Worried you’ll miss us?
Subscribe to get our articles and updates in your inbox.
Given this table, which row will the following query return?
SELECT * FROM users LIMIT 1;
First one? Last one? Dig in your RDBMS documentation long enough and you’ll find a statement like this…
“If ORDER BY is not given, the rows are returned in whatever order the system finds fastest to produce”
In reality the returned results are usually insert order but that is not guaranteed. The frequency is high enough to fool you during development but that lack of guarantee can cause real bugs when you ship to production.
Core SQL Server architect, Conor Cunningham equates depending on query order without an
ORDER BY clause to driving a car without a seatbelt. He even goes on to provide a reproducible example that spits out results in an “unexpected” order using a
SELECT statement without the corresponding
How Can We Find Order Dependent Queries?
The tricky part in a fairly complex application is ensuring you’ve done just that. You may generate thousands of unique queries and some of them are order dependent. What happens when one inevitably slips through without
Obviously users will encounter rows of data moving around seemingly at random. Depending on your application this could range from annoying to catastrophic. (Imagine showing data points in a jumbled order for a stock ticker)
The more sinister bug is when you limit your query to a single row and you’re oh-so-sure that
WHERE clause narrows the results down to a single row. Oh wait, turns out you were wrong but you’ll never be the wiser until the query optimizer decides maybe those other rows want a turn in the spotlight.
Also just because you have an
ORDER BY statement doesn’t mean you won’t have ties. You might order by that datetime column but what happens when two rows get inserted within the same second? For those rows with ties you’re back to square one, leaving which row appears first up to the query optimizer.
To help surface these issues during development I propose exaggerating the randomness of results in queries missing an
ORDER BY. If you don’t care about order then let’s lose the pretense of getting results in insert order usually. Instead you get a randomized order. Doing this on development/testing databases will help ensure that if ambiguous sort bugs exist, developers are likely to see them.

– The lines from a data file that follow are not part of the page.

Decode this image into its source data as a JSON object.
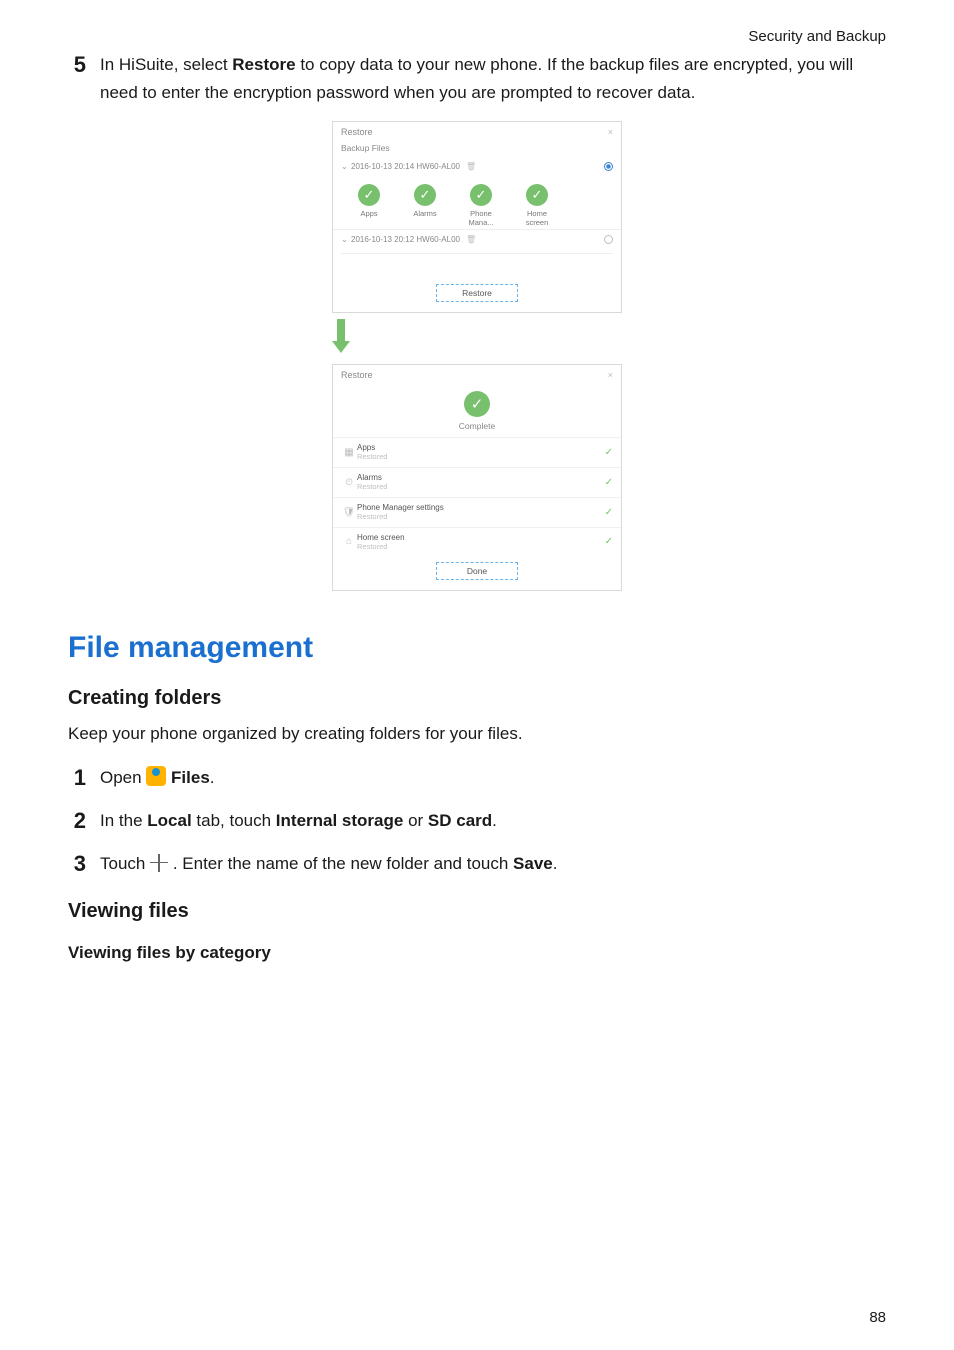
{
  "header": {
    "running": "Security and Backup"
  },
  "step5": {
    "num": "5",
    "para_html": "In HiSuite, select <strong>Restore</strong> to copy data to your new phone. If the backup files are encrypted, you will need to enter the encryption password when you are prompted to recover data."
  },
  "shot1": {
    "title": "Restore",
    "subhead": "Backup Files",
    "backup1_label": "2016-10-13 20:14 HW60-AL00",
    "backup2_label": "2016-10-13 20:12 HW60-AL00",
    "items": {
      "apps": "Apps",
      "alarms": "Alarms",
      "phone_mana": "Phone Mana...",
      "home_screen": "Home screen"
    },
    "button": "Restore"
  },
  "shot2": {
    "title": "Restore",
    "complete": "Complete",
    "rows": {
      "apps": {
        "name": "Apps",
        "status": "Restored"
      },
      "alarms": {
        "name": "Alarms",
        "status": "Restored"
      },
      "pms": {
        "name": "Phone Manager settings",
        "status": "Restored"
      },
      "home": {
        "name": "Home screen",
        "status": "Restored"
      }
    },
    "button": "Done"
  },
  "section": {
    "title": "File management"
  },
  "creating": {
    "heading": "Creating folders",
    "intro": "Keep your phone organized by creating folders for your files.",
    "step1_num": "1",
    "step1_prefix": "Open ",
    "step1_app": "Files",
    "step1_suffix": ".",
    "step2_num": "2",
    "step2_html": "In the <strong>Local</strong> tab, touch <strong>Internal storage</strong> or <strong>SD card</strong>.",
    "step3_num": "3",
    "step3_prefix": "Touch ",
    "step3_mid": " . Enter the name of the new folder and touch ",
    "step3_save": "Save",
    "step3_suffix": "."
  },
  "viewing": {
    "heading": "Viewing files",
    "sub": "Viewing files by category"
  },
  "footer": {
    "page": "88"
  }
}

If you squint, you’ll see this concept has parallels to Chaos Engineering. We want to intentionally wreck weak assumptions in a controlled manner.
I accomplished this with the following hack for PostgreSQL. It will do a one time scramble of data order physically.

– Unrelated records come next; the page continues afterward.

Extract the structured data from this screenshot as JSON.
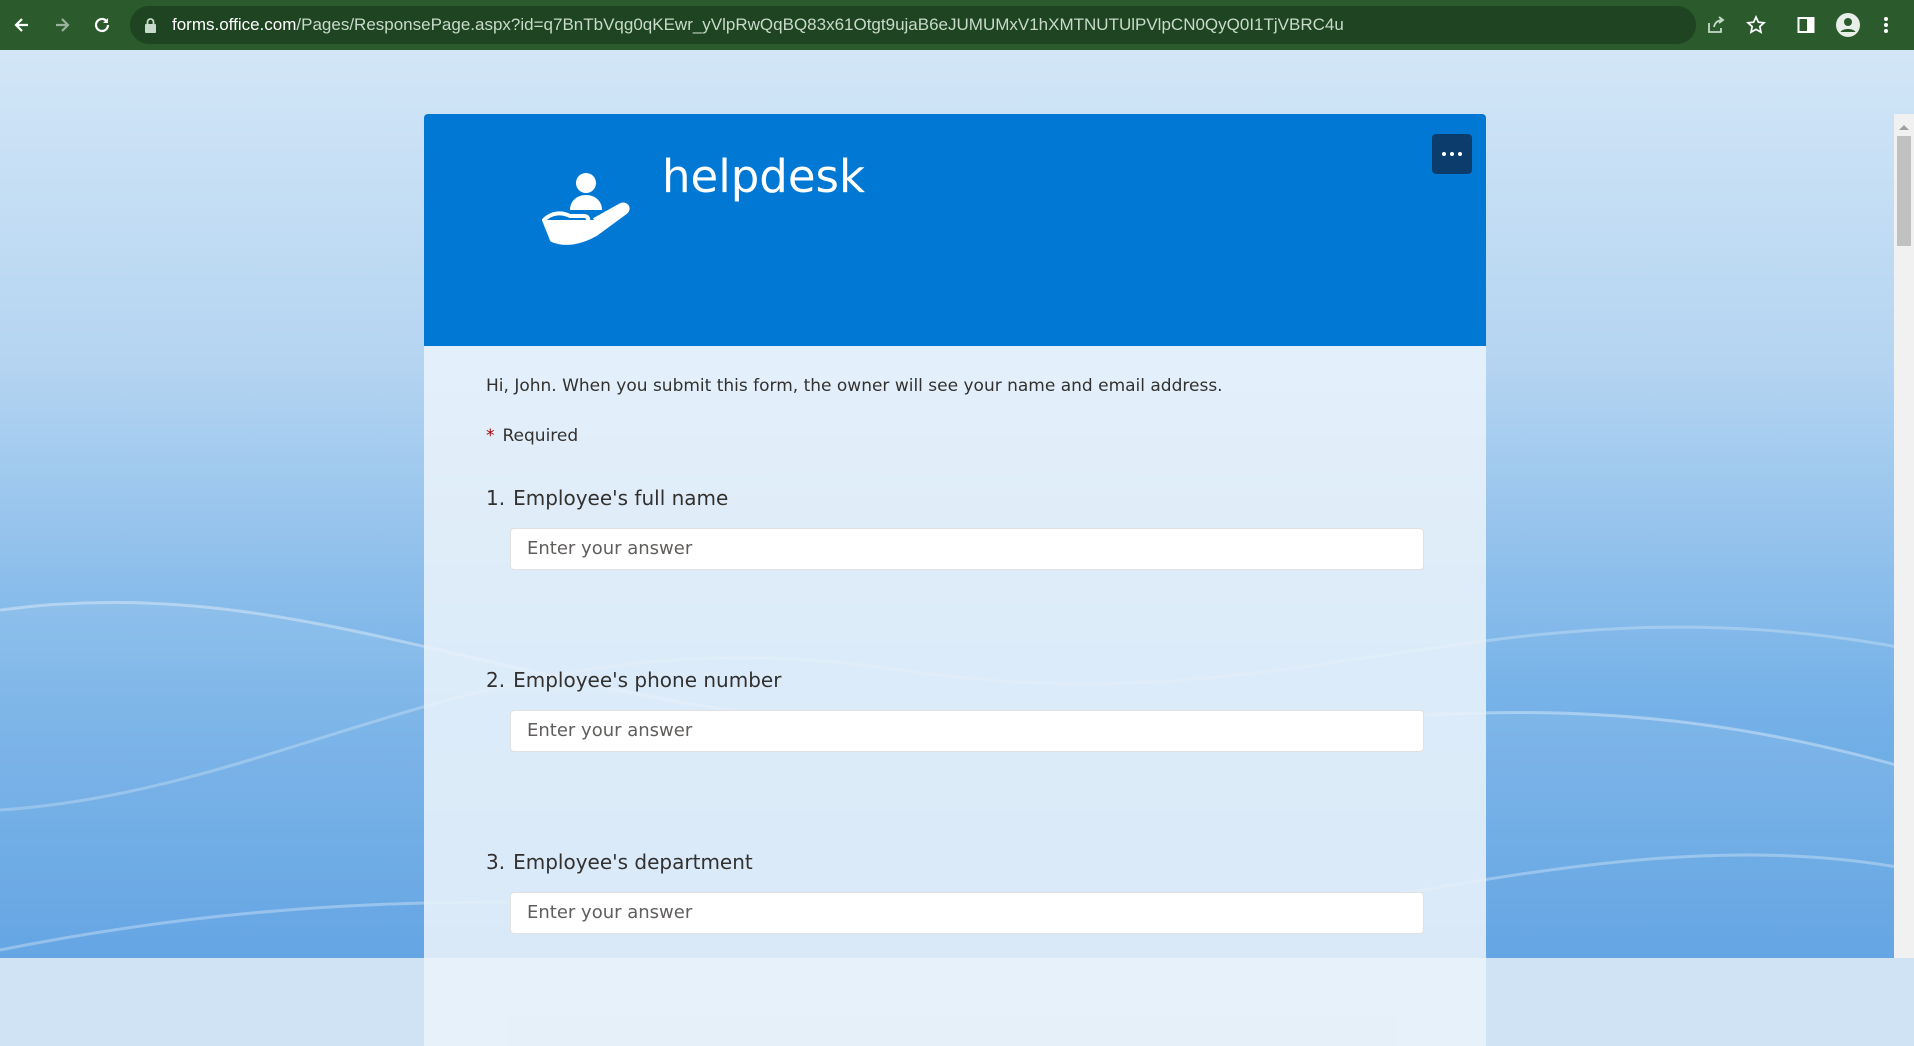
{
  "browser": {
    "url_host": "forms.office.com",
    "url_path": "/Pages/ResponsePage.aspx?id=q7BnTbVqg0qKEwr_yVlpRwQqBQ83x61Otgt9ujaB6eJUMUMxV1hXMTNUTUlPVlpCN0QyQ0I1TjVBRC4u",
    "icons": [
      "back-icon",
      "forward-icon",
      "reload-icon",
      "lock-icon",
      "share-icon",
      "star-icon",
      "sidepanel-icon",
      "profile-icon",
      "menu-icon"
    ]
  },
  "form": {
    "title": "helpdesk",
    "intro": "Hi, John. When you submit this form, the owner will see your name and email address.",
    "required_star": "*",
    "required_label": "Required",
    "questions": [
      {
        "number": "1.",
        "label": "Employee's full name",
        "placeholder": "Enter your answer"
      },
      {
        "number": "2.",
        "label": "Employee's phone number",
        "placeholder": "Enter your answer"
      },
      {
        "number": "3.",
        "label": "Employee's department",
        "placeholder": "Enter your answer"
      }
    ]
  },
  "colors": {
    "toolbar": "#2b5a2d",
    "banner": "#0078d4",
    "more_button": "#0b3c6c"
  }
}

This script iterates through all the tables and adds a column
_rand which we’ll use to create an index. Clustering a table on that index causes the behavior we’re looking for.
SELECT id, email FROM users;
After running this against your development database you can poke around and look for buggy behavior. The catch though is that newly inserted data won’t be affected.
INSERT INTO users (email) VALUES ('email@example.com')
INSERT INTO users (email) VALUES ('firstname.lastname@example.org')
INSERT INTO users (email) VALUES ('email@example.com')
To fix this we need to run
CLUSTER after new data has been inserted. We can run it against a specific table with
CLUSTER users or against all tables with
So periodically you must
CLUSTER. One option is hooking into your ORM or testing framework hooks to run
CLUSTER after new rows are inserted. Here’s how to accomplish this in Rails:
By adding the callback combined with the Postgres snippet in a migration I was able to run against test suites here at Simple Thread and surface real issues. This method still feels a bit hacky so if you have a better way to accomplish this I’d love to hear it!
Rico Mariani says we should architect our system in a way that creates a pit of success. When it comes to writing long queries in a complex system it seems all too easy to miss an
ORDER BY when you need it. The least we can do is ensure rare behavior bubbles its way to the surface for developers during testing to see on a regular basis.
Loved the article? Hated it? Didn’t even read it?
We’d love to hear from you.